Finally, CAP takes an ironic swipe at the job efficiency. It’s not true, CAP claims, that it takes more workers to produce a given amount of energy from “clean energy” versus fossil fuels. CAP is apparently saying that “clean energy” can be as, or even more “job efficient” than fossil fuels — i.e., “clean energy” requires a comparable number of, or perhaps fewer jobs than fossil fuels to generate the same amount of power.
But CAP has called “green” or “clean energy” a,
“… great engine… for job creation in the coming decades.”
CAP goes on to assert — i.e., without providing any evidence — that,
“… dirty energy opponents argue that green jobs are a myth, and aren’t actually new jobs. This is wrong because building clean energy creates new installation, construction, and manufacturing jobs immediately, and then frees up resources to create jobs and growth in the rest of the economy.
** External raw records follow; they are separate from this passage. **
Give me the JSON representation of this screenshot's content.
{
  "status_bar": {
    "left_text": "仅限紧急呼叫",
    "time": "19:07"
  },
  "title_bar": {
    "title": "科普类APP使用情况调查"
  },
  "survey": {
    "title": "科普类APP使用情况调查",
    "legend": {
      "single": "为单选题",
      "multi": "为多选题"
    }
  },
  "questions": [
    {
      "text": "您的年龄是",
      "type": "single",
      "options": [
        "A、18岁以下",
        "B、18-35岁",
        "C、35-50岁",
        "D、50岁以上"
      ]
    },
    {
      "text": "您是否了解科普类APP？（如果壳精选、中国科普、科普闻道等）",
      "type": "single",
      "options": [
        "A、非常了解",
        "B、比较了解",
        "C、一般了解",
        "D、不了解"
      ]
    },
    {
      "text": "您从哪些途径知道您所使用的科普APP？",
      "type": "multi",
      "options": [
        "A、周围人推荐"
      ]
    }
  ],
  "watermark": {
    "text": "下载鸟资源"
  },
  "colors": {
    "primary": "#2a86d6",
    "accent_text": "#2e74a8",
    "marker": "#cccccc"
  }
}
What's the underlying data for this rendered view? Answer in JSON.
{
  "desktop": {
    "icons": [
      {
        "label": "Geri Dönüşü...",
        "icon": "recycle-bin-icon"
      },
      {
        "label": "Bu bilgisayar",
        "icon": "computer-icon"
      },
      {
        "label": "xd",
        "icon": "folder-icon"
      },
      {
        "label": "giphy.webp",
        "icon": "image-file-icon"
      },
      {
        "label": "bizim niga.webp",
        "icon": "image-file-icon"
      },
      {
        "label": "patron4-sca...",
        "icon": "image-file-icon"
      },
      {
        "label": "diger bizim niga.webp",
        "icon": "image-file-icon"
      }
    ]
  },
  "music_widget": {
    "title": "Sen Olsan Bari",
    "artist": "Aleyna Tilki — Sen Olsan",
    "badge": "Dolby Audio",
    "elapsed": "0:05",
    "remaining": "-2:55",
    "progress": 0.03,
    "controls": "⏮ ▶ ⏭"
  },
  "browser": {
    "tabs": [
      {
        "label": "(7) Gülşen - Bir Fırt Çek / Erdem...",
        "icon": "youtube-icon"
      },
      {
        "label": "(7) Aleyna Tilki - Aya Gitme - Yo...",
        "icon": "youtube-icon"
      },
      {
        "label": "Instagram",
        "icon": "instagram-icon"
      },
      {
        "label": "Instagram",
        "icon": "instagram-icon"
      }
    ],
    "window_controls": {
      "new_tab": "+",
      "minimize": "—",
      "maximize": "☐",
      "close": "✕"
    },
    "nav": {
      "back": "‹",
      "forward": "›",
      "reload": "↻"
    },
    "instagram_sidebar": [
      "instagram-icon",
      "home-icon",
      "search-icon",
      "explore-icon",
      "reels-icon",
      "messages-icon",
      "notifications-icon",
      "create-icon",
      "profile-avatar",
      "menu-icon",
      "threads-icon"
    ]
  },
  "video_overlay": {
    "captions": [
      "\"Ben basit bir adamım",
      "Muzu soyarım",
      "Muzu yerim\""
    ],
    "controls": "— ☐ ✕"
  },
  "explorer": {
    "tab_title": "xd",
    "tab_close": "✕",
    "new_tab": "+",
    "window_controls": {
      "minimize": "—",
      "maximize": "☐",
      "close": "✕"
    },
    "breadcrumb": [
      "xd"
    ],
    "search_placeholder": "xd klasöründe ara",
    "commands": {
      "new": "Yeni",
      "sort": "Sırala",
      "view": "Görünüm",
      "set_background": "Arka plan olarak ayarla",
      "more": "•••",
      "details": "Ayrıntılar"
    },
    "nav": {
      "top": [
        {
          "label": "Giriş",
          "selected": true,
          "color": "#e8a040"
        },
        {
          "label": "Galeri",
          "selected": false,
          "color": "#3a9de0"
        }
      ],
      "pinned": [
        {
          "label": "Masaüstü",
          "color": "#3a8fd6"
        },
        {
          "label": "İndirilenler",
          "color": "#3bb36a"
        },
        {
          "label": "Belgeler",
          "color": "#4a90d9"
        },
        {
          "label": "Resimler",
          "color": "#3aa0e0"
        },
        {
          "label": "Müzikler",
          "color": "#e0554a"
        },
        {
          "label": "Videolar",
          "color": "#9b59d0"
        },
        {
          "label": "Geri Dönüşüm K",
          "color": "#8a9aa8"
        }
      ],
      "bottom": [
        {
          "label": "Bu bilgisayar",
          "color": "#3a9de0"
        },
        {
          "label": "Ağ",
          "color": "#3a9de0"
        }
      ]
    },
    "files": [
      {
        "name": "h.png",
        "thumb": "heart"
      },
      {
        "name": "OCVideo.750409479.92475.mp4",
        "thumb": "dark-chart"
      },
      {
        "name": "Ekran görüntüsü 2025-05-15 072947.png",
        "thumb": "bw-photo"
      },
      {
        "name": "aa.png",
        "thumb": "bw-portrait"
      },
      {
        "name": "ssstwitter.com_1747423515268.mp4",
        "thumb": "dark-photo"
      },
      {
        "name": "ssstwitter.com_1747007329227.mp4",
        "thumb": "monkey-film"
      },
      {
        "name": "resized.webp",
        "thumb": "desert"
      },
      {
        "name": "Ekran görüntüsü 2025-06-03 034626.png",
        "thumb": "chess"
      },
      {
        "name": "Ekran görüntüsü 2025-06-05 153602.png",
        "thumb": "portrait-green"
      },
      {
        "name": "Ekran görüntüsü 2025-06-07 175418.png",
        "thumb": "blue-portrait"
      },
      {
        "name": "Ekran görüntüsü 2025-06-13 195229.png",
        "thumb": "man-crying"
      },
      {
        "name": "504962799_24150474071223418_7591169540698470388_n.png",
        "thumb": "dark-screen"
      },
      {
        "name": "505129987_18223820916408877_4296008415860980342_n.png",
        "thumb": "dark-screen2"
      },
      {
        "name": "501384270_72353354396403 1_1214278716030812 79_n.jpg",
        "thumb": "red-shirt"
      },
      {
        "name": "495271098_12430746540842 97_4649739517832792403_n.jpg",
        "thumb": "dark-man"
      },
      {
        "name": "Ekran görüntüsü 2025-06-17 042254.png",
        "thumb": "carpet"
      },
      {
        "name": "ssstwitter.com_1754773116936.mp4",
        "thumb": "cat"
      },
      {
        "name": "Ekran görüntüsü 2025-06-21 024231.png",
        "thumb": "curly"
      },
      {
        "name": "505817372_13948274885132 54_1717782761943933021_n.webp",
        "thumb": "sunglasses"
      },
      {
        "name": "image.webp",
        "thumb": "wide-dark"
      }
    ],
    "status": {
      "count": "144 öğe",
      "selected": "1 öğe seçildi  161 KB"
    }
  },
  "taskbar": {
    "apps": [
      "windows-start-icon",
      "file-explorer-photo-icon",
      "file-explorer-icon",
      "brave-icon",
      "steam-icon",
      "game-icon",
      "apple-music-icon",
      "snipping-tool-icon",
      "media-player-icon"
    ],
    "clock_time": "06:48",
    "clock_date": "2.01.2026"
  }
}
But of course, the U.S. has already “invested” about $80 billion in “clean energy” via the American Recovery and Reinvestment Act of 2009. Where are the jobs?
The failure of “clean energy” is not just an American phenomenon. As pointed out in “The Myth of Green Energy Jobs: The European Experience”
Experiments with renewable energy in Europe have led to job loss, higher energy prices, and corruption.
Europe has tried to make “clean energy” work, but it just doesn’t.
What to do?
Last week, Sens. Jeff Bingaman (D-NM) and Lisa Murkowski (R-AK) began seeking answers to questions about “clean energy” with their “WHITE PAPER ON A CLEAN ENERGY STANDARD.”
Given that a “clean energy standard” could easily become a carbon cap (as in the economy-killing cap-and-trade), it important to make sure that policymakers understand the truth about “clean energy” before the carbon cap that we have worked hard to avoid since the 1990s is snuck in place via junk economics.